Suffrage 125 Celebrated

Suffrage 125 was celebrated at Rotorua Library Te Aka Mauri with a Living Books discussion and lunch.

 

We felt privileged to be a part of the Suffrage 125: Living Books and Lunch event on Saturday 15 September which was a collaborative event run by Multicultural Rotorua and Rotorua Library. Guests enjoyed a shared lunch of dishes from around the world before the Living Books discussion, and were also treated to a slice of cake which was made and specially decorated for the occasion by Multicultural Rotorua members Lily Joy Al Omari and Faustinah Ndlovu.

Dr Margriet Theron did a great job of facilitating the Living Book style presentation and everyone in the audience got involved asking questions. We could have all listened for far longer to the interesting and inspiring stories of the four women who were Living Books. Our special thanks go to Alexis LewGor, Dr. Sandra Velarde, Tania Te Whenua and Faustinah Ndlovu for sharing their time and insights.

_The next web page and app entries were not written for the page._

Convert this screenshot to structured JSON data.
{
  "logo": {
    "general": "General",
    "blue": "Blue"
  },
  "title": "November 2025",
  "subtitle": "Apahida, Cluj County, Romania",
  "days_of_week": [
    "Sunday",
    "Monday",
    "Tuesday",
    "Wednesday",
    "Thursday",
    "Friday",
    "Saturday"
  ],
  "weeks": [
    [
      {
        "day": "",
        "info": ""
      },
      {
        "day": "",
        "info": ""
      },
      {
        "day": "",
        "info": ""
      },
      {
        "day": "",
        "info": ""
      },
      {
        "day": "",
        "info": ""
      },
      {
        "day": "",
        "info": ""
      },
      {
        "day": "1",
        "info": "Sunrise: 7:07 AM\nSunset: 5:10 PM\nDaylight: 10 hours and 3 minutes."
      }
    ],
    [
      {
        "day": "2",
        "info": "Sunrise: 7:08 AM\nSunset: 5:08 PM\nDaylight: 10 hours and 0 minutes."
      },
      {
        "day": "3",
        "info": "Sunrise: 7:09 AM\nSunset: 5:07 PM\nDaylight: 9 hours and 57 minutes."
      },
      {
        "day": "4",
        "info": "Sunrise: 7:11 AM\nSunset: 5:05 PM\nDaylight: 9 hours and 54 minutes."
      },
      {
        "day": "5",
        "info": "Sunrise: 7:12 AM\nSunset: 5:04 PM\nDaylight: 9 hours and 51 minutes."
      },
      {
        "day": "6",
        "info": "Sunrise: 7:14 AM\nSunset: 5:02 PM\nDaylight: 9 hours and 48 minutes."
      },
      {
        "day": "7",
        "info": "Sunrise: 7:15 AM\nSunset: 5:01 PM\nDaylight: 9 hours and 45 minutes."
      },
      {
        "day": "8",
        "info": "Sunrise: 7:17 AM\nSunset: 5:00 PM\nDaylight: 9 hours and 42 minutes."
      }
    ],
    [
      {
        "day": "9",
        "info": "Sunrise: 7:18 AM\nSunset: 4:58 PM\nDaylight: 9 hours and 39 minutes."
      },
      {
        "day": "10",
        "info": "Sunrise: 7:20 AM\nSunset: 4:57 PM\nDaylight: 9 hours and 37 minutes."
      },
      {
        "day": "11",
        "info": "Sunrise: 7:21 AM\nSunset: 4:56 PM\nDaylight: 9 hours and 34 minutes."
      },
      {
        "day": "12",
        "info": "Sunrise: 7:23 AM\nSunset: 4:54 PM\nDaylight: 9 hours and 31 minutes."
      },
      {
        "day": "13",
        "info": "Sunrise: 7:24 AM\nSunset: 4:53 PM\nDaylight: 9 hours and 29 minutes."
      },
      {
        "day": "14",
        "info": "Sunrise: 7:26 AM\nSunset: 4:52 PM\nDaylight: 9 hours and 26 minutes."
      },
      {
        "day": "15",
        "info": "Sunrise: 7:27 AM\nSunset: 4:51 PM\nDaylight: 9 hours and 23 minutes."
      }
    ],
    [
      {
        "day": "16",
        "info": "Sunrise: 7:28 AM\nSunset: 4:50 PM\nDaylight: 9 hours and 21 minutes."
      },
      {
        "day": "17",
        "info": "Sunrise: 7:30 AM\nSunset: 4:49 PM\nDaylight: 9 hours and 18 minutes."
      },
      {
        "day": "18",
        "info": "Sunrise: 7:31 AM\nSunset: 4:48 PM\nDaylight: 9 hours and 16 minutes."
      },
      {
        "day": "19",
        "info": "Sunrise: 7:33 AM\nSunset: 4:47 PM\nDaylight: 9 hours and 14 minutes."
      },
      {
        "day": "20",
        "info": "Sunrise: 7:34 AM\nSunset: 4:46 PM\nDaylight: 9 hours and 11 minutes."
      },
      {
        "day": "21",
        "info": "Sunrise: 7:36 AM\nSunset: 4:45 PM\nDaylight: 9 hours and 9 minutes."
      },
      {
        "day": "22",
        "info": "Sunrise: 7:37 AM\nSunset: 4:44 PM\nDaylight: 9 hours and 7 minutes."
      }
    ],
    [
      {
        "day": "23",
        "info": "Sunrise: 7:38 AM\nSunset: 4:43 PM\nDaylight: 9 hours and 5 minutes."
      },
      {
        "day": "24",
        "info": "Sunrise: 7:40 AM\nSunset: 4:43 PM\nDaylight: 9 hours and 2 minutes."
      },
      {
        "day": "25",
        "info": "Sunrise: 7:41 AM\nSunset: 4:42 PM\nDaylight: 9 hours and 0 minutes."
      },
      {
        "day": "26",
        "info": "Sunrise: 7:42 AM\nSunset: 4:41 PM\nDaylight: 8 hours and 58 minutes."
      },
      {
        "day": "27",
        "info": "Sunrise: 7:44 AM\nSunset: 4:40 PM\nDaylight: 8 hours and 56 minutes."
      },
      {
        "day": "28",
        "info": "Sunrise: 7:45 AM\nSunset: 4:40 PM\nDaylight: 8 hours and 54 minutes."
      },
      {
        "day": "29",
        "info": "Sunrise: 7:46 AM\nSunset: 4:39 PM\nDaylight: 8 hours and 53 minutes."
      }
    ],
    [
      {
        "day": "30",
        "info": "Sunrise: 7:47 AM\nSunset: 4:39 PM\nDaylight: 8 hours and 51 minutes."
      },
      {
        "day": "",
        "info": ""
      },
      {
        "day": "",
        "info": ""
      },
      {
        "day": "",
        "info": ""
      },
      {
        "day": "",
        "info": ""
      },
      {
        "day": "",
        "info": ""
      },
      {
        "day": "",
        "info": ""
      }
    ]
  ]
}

Thanks also to Geyser Community Foundation for help funding this event and to our Discovery Space Programmes Partner the Wright Family Foundation.


 

Suffrage and Symbolism

Wednesday 19 September 2018 marks the 125th Anniversary of Women's Suffrage in New Zealand. On this day in 1893, the Electoral Act 1893 was passed which gave all New Zealand women the right to vote. New Zealand was the first self-governing country in the world where women had the right to vote in parliamentary elections.

Many of the guests at our Living Book event wore purple and decorations and even the cake paid tribute to this significant colour.

Purple was one of three colours chosen to represent the suffrage cause in Britain in 1908 (Te Papa Blog: The history of purple, from ancient Rome to women’s rights).

A later description in The Suffragist, Vol. 1 No. 4, published on December 6, 1913, explains “Purple is the color of loyalty, constancy to purpose, unswerving steadfastness to a cause. White, the emblem of purity, symbolizes the quality of our purpose; and gold, the color of light and life, is as the torch that guides our purpose, pure and unswerving.” (Recollections blog: The Colors of Women’s Suffrage)

Event facilitator, Dr. Margriet Theron wore her New Zealand Suffrage Centennial Medal which included these three colours. The medal was awarded to 500 women and men who had, by their virtues and talents, made a recognised contribution to the rights of women in New Zealand, or to women's issues in New Zealand, or to both. The reverse of the medal has a fern frond and a sprig of camellia foliage with a single bloom, stems crossed in the base and tied with a bow.

Some members of the audience also wore a white camellia and in closing the event, Dr Margriet Theron presented Rotorua Library Te Aka Mauri with a white camellia for display throughout the week. 

The white camellia flower is a symbol of the women's suffrage movement. In 1893 the suffragists presented a white camellia flower to those members of the House of Representatives who had voted in favour of women gaining the vote (Jock Phillips, 'Anniversaries - Anniversaries since 1990', Te Ara - the Encyclopedia of New Zealand).

 

The white camellia is on display on the First Floor of Rotorua Library Te Aka Mauri with a selection of recommended reads. 

 

Recommended Reads

 

Women's suffrage petition

Behind every signature on the Women's suffrage petition is a person and a story. Did any of your ancestors sign the 1893 petition? You can search the Women's suffrage petition database and add details to stories of those you know.

Page reviewed: 10 Dec 2018 3:33pm